(Dataset items)

|---|

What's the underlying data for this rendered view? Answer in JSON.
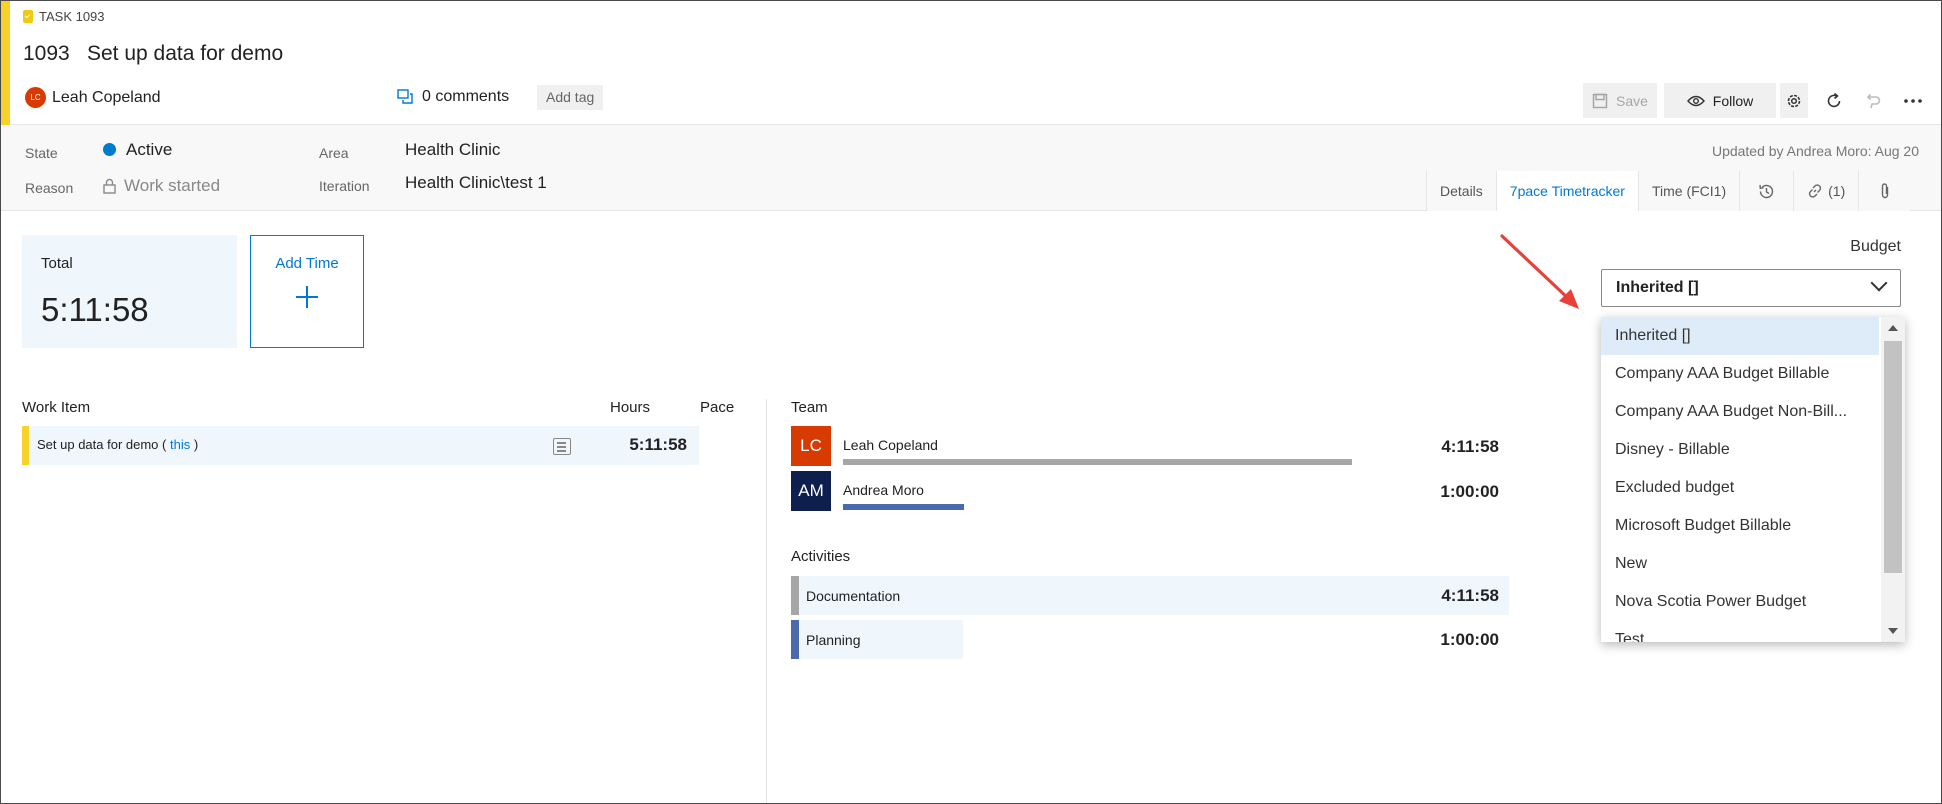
{
  "header": {
    "task_type": "TASK 1093",
    "id": "1093",
    "title": "Set up data for demo",
    "assignee_initials": "LC",
    "assignee": "Leah Copeland",
    "comments": "0 comments",
    "add_tag": "Add tag",
    "save_label": "Save",
    "follow_label": "Follow"
  },
  "fields": {
    "state_label": "State",
    "state_value": "Active",
    "reason_label": "Reason",
    "reason_value": "Work started",
    "area_label": "Area",
    "area_value": "Health Clinic",
    "iteration_label": "Iteration",
    "iteration_value": "Health Clinic\\test 1",
    "updated": "Updated by Andrea Moro: Aug 20"
  },
  "tabs": [
    {
      "label": "Details"
    },
    {
      "label": "7pace Timetracker"
    },
    {
      "label": "Time (FCI1)"
    },
    {
      "label": ""
    },
    {
      "label": "(1)"
    },
    {
      "label": ""
    }
  ],
  "summary": {
    "total_label": "Total",
    "total_value": "5:11:58",
    "add_time_label": "Add Time"
  },
  "work_items": {
    "col_work_item": "Work Item",
    "col_hours": "Hours",
    "col_pace": "Pace",
    "rows": [
      {
        "title": "Set up data for demo",
        "open_paren": "(",
        "link": "this",
        "close_paren": ")",
        "hours": "5:11:58"
      }
    ]
  },
  "team": {
    "heading": "Team",
    "members": [
      {
        "initials": "LC",
        "name": "Leah Copeland",
        "time": "4:11:58",
        "share": 0.808,
        "color": "#d83b01",
        "bar_color": "#a6a6a6"
      },
      {
        "initials": "AM",
        "name": "Andrea Moro",
        "time": "1:00:00",
        "share": 0.192,
        "color": "#0f1f4d",
        "bar_color": "#4a6aab"
      }
    ]
  },
  "activities": {
    "heading": "Activities",
    "items": [
      {
        "name": "Documentation",
        "time": "4:11:58",
        "share": 1.0,
        "bar_color": "#a6a6a6"
      },
      {
        "name": "Planning",
        "time": "1:00:00",
        "share": 0.24,
        "bar_color": "#4a6aab"
      }
    ]
  },
  "budget": {
    "label": "Budget",
    "selected": "Inherited []",
    "options": [
      "Inherited []",
      "Company AAA Budget Billable",
      "Company AAA Budget Non-Bill...",
      "Disney - Billable",
      "Excluded budget",
      "Microsoft Budget Billable",
      "New",
      "Nova Scotia Power Budget",
      "Test"
    ]
  },
  "colors": {
    "accent": "#0078d4",
    "task_yellow": "#f8d22a",
    "state_active": "#007acc",
    "annotation_arrow": "#e8413a"
  }
}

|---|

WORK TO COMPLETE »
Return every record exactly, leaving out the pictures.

TASK RESULT »
What's the underlying data for this rendered view? Answer in JSON.
{
  "header": {
    "task_type": "TASK 1093",
    "id": "1093",
    "title": "Set up data for demo",
    "assignee_initials": "LC",
    "assignee": "Leah Copeland",
    "comments": "0 comments",
    "add_tag": "Add tag",
    "save_label": "Save",
    "follow_label": "Follow"
  },
  "fields": {
    "state_label": "State",
    "state_value": "Active",
    "reason_label": "Reason",
    "reason_value": "Work started",
    "area_label": "Area",
    "area_value": "Health Clinic",
    "iteration_label": "Iteration",
    "iteration_value": "Health Clinic\\test 1",
    "updated": "Updated by Andrea Moro: Aug 20"
  },
  "tabs": [
    {
      "label": "Details"
    },
    {
      "label": "7pace Timetracker"
    },
    {
      "label": "Time (FCI1)"
    },
    {
      "label": ""
    },
    {
      "label": "(1)"
    },
    {
      "label": ""
    }
  ],
  "summary": {
    "total_label": "Total",
    "total_value": "5:11:58",
    "add_time_label": "Add Time"
  },
  "work_items": {
    "col_work_item": "Work Item",
    "col_hours": "Hours",
    "col_pace": "Pace",
    "rows": [
      {
        "title": "Set up data for demo",
        "open_paren": "(",
        "link": "this",
        "close_paren": ")",
        "hours": "5:11:58"
      }
    ]
  },
  "team": {
    "heading": "Team",
    "members": [
      {
        "initials": "LC",
        "name": "Leah Copeland",
        "time": "4:11:58",
        "share": 0.808,
        "color": "#d83b01",
        "bar_color": "#a6a6a6"
      },
      {
        "initials": "AM",
        "name": "Andrea Moro",
        "time": "1:00:00",
        "share": 0.192,
        "color": "#0f1f4d",
        "bar_color": "#4a6aab"
      }
    ]
  },
  "activities": {
    "heading": "Activities",
    "items": [
      {
        "name": "Documentation",
        "time": "4:11:58",
        "share": 1.0,
        "bar_color": "#a6a6a6"
      },
      {
        "name": "Planning",
        "time": "1:00:00",
        "share": 0.24,
        "bar_color": "#4a6aab"
      }
    ]
  },
  "budget": {
    "label": "Budget",
    "selected": "Inherited []",
    "options": [
      "Inherited []",
      "Company AAA Budget Billable",
      "Company AAA Budget Non-Bill...",
      "Disney - Billable",
      "Excluded budget",
      "Microsoft Budget Billable",
      "New",
      "Nova Scotia Power Budget",
      "Test"
    ]
  },
  "colors": {
    "accent": "#0078d4",
    "task_yellow": "#f8d22a",
    "state_active": "#007acc",
    "annotation_arrow": "#e8413a"
  }
}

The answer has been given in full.